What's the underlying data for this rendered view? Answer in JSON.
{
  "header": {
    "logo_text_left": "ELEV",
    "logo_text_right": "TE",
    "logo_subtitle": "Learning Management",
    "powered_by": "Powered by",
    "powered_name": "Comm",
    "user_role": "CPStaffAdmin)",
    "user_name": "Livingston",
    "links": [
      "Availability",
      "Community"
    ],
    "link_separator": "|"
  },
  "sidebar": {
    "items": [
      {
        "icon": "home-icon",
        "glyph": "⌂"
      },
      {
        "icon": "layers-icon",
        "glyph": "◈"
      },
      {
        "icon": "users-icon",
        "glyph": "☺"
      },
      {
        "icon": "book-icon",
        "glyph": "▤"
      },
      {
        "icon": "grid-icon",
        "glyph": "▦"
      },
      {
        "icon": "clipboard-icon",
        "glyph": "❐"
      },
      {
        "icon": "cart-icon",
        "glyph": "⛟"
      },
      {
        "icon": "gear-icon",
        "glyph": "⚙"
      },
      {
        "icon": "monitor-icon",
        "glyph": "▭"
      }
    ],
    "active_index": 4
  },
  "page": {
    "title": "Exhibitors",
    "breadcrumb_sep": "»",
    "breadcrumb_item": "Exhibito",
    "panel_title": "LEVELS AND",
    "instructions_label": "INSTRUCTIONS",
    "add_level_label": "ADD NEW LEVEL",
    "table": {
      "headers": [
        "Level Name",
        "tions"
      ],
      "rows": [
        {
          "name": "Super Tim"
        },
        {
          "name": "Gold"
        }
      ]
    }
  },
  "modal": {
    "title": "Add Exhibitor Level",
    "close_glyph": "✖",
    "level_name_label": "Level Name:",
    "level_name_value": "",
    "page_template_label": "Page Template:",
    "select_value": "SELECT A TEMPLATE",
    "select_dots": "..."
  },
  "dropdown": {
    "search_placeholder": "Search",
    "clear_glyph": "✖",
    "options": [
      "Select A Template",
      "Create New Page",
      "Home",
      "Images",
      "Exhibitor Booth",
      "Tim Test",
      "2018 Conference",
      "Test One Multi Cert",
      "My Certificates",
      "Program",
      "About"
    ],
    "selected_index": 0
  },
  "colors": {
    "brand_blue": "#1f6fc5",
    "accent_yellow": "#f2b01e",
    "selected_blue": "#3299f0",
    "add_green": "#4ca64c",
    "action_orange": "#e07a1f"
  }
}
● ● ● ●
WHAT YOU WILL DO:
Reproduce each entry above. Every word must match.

TASK OUTPUT:
What's the underlying data for this rendered view? Answer in JSON.
{
  "header": {
    "logo_text_left": "ELEV",
    "logo_text_right": "TE",
    "logo_subtitle": "Learning Management",
    "powered_by": "Powered by",
    "powered_name": "Comm",
    "user_role": "CPStaffAdmin)",
    "user_name": "Livingston",
    "links": [
      "Availability",
      "Community"
    ],
    "link_separator": "|"
  },
  "sidebar": {
    "items": [
      {
        "icon": "home-icon",
        "glyph": "⌂"
      },
      {
        "icon": "layers-icon",
        "glyph": "◈"
      },
      {
        "icon": "users-icon",
        "glyph": "☺"
      },
      {
        "icon": "book-icon",
        "glyph": "▤"
      },
      {
        "icon": "grid-icon",
        "glyph": "▦"
      },
      {
        "icon": "clipboard-icon",
        "glyph": "❐"
      },
      {
        "icon": "cart-icon",
        "glyph": "⛟"
      },
      {
        "icon": "gear-icon",
        "glyph": "⚙"
      },
      {
        "icon": "monitor-icon",
        "glyph": "▭"
      }
    ],
    "active_index": 4
  },
  "page": {
    "title": "Exhibitors",
    "breadcrumb_sep": "»",
    "breadcrumb_item": "Exhibito",
    "panel_title": "LEVELS AND",
    "instructions_label": "INSTRUCTIONS",
    "add_level_label": "ADD NEW LEVEL",
    "table": {
      "headers": [
        "Level Name",
        "tions"
      ],
      "rows": [
        {
          "name": "Super Tim"
        },
        {
          "name": "Gold"
        }
      ]
    }
  },
  "modal": {
    "title": "Add Exhibitor Level",
    "close_glyph": "✖",
    "level_name_label": "Level Name:",
    "level_name_value": "",
    "page_template_label": "Page Template:",
    "select_value": "SELECT A TEMPLATE",
    "select_dots": "..."
  },
  "dropdown": {
    "search_placeholder": "Search",
    "clear_glyph": "✖",
    "options": [
      "Select A Template",
      "Create New Page",
      "Home",
      "Images",
      "Exhibitor Booth",
      "Tim Test",
      "2018 Conference",
      "Test One Multi Cert",
      "My Certificates",
      "Program",
      "About"
    ],
    "selected_index": 0
  },
  "colors": {
    "brand_blue": "#1f6fc5",
    "accent_yellow": "#f2b01e",
    "selected_blue": "#3299f0",
    "add_green": "#4ca64c",
    "action_orange": "#e07a1f"
  }
}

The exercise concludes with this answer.